Sunday, March 8, 2015

Latin Proverbs and Fables Round-Up: March 8

Here is a round-up of today's proverbs and fables - and for previous posts, check out the Bestiaria Latina Blog archives.

For those of you who were wondering where I was over the past two weeks, it is a sad story, but an important one; my mother, who was in hospice care, has died, and it was a hard experience for our family: Morituris Omnibus.

While I was gone, something seems to have happened to the Feedburner email service, and about 2000 subscribers have suddenly disappeared. This has happened before, and I hope they will be restored soon. I'm not sure if they have really disappeared or not; I'll see what I can find out if the numbers don't go back to normal later this week.

HODIE (Roman Calendar): ante diem octavum Idus Martias.

MYTHS and LEGENDS: The art image for today's legend shows The Three Daughters of Cecrops; you can also see the legends for the current week listed together here.


TINY PROVERBS: Today's tiny proverb is: Beati mites (English: Blessed are the meek).

3-WORD MOTTOES: Today's 3-word verb-less motto is Pax optima rerum (English: Peace is the best of things).

ANIMAL PROVERBS: Today's animal proverb is Malo cani brevis tendatur copula (English: You should keep a bad dog on a short leash).

POLYDORUS: Today's proverb from Polydorus is: Hic aureo hamo piscatur (English: He is caught with a golden hook ... i.e. money has hooked him).

PROPER NAME PROVERBS: Today's proper name proverb from Erasmus is Haec ipsa erat Helena, pro qua digladiabantur (English: This is that very Helen for whom war was waged; from Adagia 1.3.69).

GREEK PROVERBS: Today's proverb is Θυμοῦ λόγος ἰατρός. (English: Speech is a doctor for wrath).

BREVISSIMA: The distich poster for today is Qui Amat, Uritur.
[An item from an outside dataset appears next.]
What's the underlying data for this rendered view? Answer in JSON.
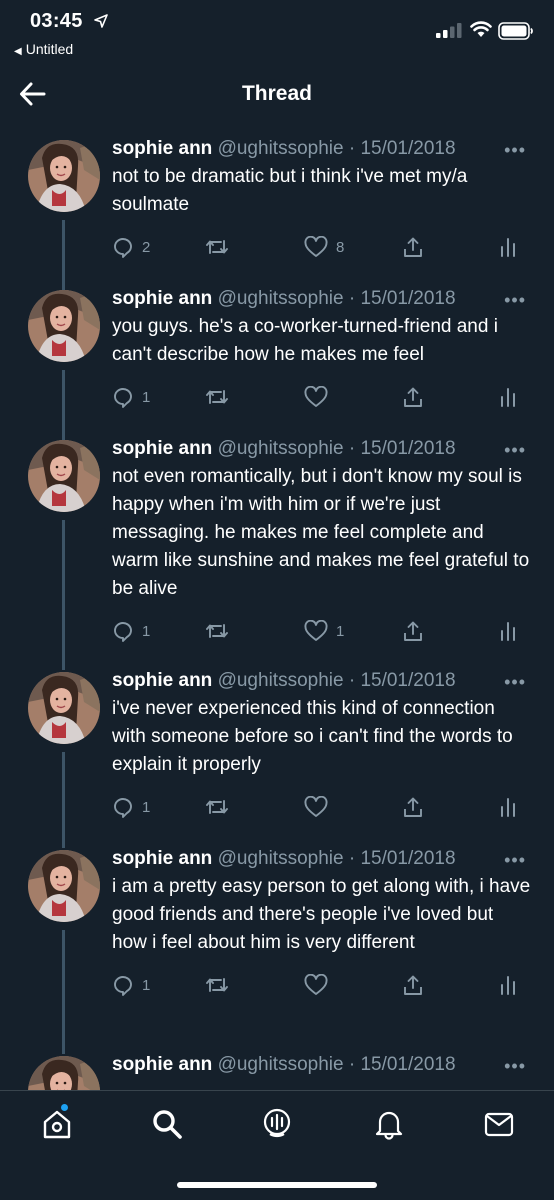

Click here for a full-sized view.

And here are today's proverbial LOLcats:

Domi manere convenit felicibus.
It behooves those who are happy to stay home.

Re magis quam specie.
The thing itself rather than appearance.


FABULAE FACILES: The fable from the Fabulae Faciles widget is Vulpes in Puteum Delapsa et Lupus, a story in which the fox finds that she needs the wolf's help (this fable has a vocabulary list).

MILLE FABULAE: The fable from the Mille Fabulae et Una widget is Mula et Imago Eius, the story of a self-important mule.

Mulus Superbus

Latin Fables Read by Justin Slocum Bailey. Here is today's audio fable: Vulpes a Gallo Auxilium Implorans, with links to the audio and to the blog post.